Insights From an Inbound Marketing Intern: Acronyms and Ice Cream Sandwiches
Hey folks, recent millennial grad here. I recently joined the Raka team as an inbound marketing intern and I’m here to share my insights into the world of inbound and content marketing as I’ve experienced it in my first three weeks.
So far, things are going pretty well. When I’m not trying to coax the office dog over to my desk, I’m writing, copyediting, and crafting buyer personas and social media strategies. You name it, I’m working on it.
I just graduated with a journalism degree, and that’s been all of my training to date. A lot of the terms that go along with inbound marketing (and the work of a digital agency in general) are completely foreign. If you had asked me a month ago what SEO and ROI were, I probably would have answered, “¯\_(ツ)_/¯.” But here I am, embracing my lack of knowledge of inbound marketing and taking it one day at a time.
(So, what are SEO and ROI?)
Before you go running to the Google machine, here’s what I’ve learned in my early days at Raka:
ROI is a calculation to see how much you’ve gotten in return for your investment. As inbound marketers, our goal is for clients to come out with a positive ROI and this can be measured in many different ways.
Both of these were unfamiliar terms before I started here at Raka, but these concepts are, in fact, translatable to any content-related field. Take digital newspaper headlines and subheadings, for example. If you’re breaking a story along with dozens of other news sites, you want your content to rank by including terms readers would search for.

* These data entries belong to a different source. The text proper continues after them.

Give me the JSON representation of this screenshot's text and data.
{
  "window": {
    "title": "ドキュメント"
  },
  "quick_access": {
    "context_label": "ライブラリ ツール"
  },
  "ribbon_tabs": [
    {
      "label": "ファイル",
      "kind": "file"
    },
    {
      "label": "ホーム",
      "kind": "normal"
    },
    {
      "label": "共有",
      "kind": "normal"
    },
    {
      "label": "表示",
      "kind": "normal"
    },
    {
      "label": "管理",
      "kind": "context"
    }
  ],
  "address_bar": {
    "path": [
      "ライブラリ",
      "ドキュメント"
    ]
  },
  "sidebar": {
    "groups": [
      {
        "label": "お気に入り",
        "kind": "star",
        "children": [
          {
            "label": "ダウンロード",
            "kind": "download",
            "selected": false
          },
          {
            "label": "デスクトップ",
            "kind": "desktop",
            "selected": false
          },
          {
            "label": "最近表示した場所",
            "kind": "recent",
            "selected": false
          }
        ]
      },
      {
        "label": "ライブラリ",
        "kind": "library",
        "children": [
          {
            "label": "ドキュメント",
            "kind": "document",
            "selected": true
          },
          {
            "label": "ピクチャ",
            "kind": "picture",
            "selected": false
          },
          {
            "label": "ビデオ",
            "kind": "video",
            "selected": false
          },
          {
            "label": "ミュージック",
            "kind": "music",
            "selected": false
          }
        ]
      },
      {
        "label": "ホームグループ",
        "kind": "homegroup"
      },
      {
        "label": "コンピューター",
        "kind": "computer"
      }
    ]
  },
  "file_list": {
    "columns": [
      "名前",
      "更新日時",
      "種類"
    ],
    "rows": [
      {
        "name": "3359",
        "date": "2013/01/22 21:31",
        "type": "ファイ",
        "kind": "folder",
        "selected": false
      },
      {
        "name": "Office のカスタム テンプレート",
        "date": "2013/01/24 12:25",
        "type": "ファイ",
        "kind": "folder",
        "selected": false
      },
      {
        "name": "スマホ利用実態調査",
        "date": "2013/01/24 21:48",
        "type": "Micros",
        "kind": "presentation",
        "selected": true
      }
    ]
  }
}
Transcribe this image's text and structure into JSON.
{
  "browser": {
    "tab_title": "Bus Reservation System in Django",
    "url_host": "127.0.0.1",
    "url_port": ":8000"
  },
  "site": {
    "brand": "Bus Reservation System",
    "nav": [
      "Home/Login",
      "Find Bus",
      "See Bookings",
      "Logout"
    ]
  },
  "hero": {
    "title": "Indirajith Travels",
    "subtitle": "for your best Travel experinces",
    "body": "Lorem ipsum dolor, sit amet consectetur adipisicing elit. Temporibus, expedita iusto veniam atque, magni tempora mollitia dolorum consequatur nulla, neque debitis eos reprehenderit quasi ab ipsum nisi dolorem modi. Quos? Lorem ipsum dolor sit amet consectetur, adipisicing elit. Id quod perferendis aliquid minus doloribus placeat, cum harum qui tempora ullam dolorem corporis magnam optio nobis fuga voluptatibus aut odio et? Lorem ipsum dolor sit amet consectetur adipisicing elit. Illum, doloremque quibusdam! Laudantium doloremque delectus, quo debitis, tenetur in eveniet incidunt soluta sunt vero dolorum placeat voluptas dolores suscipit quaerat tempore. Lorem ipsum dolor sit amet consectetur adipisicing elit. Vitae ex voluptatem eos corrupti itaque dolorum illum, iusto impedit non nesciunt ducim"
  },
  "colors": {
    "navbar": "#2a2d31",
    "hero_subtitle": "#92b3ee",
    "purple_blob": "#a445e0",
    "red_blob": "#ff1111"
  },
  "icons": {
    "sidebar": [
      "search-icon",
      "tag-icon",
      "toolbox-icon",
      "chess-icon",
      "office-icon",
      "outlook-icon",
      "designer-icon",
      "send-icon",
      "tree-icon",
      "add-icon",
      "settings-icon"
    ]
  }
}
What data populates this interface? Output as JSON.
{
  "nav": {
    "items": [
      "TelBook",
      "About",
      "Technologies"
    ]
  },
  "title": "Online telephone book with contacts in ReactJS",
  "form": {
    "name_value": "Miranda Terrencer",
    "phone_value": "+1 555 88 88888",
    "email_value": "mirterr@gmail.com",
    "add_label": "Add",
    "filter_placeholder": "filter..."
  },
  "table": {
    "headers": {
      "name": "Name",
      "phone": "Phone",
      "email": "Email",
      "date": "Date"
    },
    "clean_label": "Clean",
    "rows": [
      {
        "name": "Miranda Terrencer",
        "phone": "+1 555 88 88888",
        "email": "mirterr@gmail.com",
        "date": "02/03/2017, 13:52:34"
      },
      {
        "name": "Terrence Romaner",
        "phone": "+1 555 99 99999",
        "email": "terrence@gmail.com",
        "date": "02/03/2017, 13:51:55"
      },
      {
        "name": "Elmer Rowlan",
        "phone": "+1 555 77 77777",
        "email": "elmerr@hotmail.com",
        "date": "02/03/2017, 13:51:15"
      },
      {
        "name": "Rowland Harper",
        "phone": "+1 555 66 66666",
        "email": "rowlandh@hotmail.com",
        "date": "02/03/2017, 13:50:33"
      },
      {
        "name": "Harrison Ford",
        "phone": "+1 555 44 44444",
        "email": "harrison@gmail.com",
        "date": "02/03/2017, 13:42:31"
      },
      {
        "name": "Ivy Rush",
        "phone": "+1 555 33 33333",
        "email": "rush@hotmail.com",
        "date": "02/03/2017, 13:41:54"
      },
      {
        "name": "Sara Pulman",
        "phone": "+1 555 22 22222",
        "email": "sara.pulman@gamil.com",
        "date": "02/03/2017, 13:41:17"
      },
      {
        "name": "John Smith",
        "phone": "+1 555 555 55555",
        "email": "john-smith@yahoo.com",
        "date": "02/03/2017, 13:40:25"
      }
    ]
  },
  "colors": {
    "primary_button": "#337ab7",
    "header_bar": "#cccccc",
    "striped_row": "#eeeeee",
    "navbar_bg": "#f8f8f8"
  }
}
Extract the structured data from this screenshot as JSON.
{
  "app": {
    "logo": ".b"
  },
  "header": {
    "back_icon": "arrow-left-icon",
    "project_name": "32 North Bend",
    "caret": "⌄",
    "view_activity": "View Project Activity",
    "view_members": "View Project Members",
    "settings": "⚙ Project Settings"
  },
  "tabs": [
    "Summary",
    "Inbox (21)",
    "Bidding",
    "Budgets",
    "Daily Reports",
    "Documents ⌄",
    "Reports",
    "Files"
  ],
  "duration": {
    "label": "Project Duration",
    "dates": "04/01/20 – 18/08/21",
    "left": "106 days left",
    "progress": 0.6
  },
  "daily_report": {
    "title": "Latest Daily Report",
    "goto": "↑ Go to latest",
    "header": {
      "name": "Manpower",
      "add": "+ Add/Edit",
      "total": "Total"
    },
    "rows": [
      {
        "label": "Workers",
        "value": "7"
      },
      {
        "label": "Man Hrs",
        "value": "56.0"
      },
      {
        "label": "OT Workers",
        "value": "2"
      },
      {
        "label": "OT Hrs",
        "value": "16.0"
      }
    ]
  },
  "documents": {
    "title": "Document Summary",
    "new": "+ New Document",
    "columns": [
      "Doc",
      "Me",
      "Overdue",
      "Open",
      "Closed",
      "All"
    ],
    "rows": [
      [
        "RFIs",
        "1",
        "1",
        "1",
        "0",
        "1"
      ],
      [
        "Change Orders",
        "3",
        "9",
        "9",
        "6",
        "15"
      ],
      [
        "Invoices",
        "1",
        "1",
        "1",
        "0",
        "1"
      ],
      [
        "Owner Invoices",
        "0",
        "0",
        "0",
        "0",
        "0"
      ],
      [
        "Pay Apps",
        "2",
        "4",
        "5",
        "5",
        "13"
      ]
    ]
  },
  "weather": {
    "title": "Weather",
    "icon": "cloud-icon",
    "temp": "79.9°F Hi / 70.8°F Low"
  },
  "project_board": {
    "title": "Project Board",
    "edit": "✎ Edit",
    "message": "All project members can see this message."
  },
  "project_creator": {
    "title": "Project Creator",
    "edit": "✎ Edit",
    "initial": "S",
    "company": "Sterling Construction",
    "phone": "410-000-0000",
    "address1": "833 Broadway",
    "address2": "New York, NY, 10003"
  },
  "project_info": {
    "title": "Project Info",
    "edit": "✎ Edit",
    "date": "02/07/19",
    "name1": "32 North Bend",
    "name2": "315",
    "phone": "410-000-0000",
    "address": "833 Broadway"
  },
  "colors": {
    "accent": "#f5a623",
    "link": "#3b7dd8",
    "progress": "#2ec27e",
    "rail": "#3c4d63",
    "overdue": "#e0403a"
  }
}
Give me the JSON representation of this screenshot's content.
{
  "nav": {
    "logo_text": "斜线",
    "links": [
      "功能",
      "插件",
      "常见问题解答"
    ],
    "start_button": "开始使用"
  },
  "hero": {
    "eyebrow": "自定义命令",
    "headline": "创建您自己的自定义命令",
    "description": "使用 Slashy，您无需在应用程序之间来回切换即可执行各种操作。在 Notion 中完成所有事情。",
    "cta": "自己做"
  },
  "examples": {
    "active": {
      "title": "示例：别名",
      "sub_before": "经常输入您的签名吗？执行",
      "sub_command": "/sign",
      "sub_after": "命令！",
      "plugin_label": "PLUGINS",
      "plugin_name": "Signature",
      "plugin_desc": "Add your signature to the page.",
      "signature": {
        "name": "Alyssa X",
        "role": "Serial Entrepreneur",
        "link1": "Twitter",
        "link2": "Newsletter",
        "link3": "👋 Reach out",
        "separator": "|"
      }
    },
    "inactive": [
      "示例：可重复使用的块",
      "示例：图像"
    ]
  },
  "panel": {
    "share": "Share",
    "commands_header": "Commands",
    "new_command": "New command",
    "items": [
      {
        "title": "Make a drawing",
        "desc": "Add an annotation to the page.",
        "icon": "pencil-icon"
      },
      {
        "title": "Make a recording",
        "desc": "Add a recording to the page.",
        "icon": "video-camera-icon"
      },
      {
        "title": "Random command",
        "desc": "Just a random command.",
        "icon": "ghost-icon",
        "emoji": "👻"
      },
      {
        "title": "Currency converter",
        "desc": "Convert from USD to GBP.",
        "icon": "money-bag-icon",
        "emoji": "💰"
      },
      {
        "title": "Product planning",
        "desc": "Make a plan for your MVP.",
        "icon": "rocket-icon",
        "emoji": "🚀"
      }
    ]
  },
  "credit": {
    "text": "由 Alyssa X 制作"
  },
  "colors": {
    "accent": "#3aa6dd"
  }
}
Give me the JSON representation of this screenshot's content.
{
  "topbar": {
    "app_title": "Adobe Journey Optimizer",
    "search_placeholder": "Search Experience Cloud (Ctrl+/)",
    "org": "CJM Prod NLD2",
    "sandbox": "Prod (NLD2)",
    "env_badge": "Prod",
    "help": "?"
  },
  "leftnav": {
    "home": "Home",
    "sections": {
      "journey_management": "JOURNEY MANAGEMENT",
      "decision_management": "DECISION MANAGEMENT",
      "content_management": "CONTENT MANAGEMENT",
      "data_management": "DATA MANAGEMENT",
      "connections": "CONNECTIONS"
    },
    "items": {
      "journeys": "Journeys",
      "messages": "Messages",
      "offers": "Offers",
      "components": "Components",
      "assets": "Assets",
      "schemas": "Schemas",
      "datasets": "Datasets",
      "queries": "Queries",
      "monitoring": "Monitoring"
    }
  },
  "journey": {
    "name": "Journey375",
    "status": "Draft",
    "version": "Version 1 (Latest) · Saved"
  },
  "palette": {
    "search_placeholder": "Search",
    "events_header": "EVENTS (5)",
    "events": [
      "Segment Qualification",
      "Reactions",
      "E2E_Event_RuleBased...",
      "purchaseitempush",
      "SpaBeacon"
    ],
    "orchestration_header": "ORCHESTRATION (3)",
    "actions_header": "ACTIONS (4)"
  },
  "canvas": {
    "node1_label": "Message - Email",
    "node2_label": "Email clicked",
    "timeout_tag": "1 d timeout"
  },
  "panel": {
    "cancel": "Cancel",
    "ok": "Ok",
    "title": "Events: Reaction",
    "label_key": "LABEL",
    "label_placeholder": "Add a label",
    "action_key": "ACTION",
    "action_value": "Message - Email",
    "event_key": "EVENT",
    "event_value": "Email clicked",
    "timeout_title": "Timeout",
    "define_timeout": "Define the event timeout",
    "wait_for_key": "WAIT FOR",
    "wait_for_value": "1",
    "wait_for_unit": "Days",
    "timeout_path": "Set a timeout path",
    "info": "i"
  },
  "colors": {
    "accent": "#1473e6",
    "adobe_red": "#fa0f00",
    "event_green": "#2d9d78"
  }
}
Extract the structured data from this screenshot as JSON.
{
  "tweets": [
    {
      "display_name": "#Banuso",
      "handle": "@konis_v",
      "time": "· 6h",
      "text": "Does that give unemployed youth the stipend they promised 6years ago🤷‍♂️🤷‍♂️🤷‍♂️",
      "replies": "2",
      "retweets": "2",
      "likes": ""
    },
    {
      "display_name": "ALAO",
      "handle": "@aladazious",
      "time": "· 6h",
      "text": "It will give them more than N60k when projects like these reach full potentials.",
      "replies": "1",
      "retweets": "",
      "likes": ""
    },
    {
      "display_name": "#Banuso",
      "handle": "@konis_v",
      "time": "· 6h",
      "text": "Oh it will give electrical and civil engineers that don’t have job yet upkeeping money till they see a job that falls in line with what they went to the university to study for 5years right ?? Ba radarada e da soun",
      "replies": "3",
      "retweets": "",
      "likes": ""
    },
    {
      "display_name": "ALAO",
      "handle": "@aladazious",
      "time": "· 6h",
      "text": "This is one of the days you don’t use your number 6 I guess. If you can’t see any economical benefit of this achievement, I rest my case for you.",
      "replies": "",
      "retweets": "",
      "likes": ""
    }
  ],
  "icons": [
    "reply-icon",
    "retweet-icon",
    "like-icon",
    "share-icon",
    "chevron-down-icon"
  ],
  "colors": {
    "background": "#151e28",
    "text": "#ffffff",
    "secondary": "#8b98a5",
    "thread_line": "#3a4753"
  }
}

And since we’re talking journalism here, increased website traffic leads to more online subscriptions (yay ROI!), perhaps the inevitable replacement for your delivery person tossing the paper out the driver’s side window at 6 a.m.
But it’s not just new acronyms
I’ve experienced a whole new bout of internet awareness since I started at Raka. I now understand that email marketing is timed for when I am most likely to check my phone. Those forms I fill out on websites are really a company’s way of moving me through the sales funnel and converting me into a possible customer.
Last week, my sister signed me up for emails from Overstock.com (against my will). They’ve pinged me nearly five times, each email with a different subject line to lure me in to make my first purchase. This is all craftwork, people. And it’s smart (though maybe a little overzealous in this particular case).
The same goes for social media. Tweets are (sometimes) planned and scheduled out in advance. While journalism—at least most of it these days—is more of a “post as things happen” phenomenon, inbound marketers craft a social strategy that can plan posts and content months in advance. That’s something I’m getting used to. I came to journalism in the age of the internet, where information comes in and out of the newsroom at lightning speeds. Planning content for next month? Who gets to do that anymore? Well, inbound marketers get to.
Even presidential candidates are doing inbound marketing
I’ve also been thinking about the inbound marketers on the Clinton and Trump campaigns—what a gig! Each digital move must be carefully calculated, with a cause and effect already determined. Those emails where Hillary calls you by your first name and says “I need you”? Heartwarming, yes, but she also told millions of other people the same thing in their inboxes. Once Obama invited me to dinner. Well, not really, but it made me click on the email, that’s for sure. Inbound marketing is essentially a part of every piece of digital information we digest.
Inbound marketing is just another way of spreading the word
I see opportunity in the inbound world to create social change and that’s really exciting to me. Think nonprofit marketing or storytelling for cause-based organizations. Generating digital awareness and education can be huge for organizations that don’t necessarily have the tools or knowledge to do so. From what I’ve learned, inbound strategies = more traffic, which when applied correctly = more community involvement = social change (woo!).
Stay tuned for more insights from an inbound newbie. I’ll be jotting down my observations like the journalist I am (what do they think I’m doing in my notebook?) and grabbing the occasional community ice-cream sandwich from the office freezer.
P.S. Working in Portsmouth is awesome. I go to the ocean some days after work.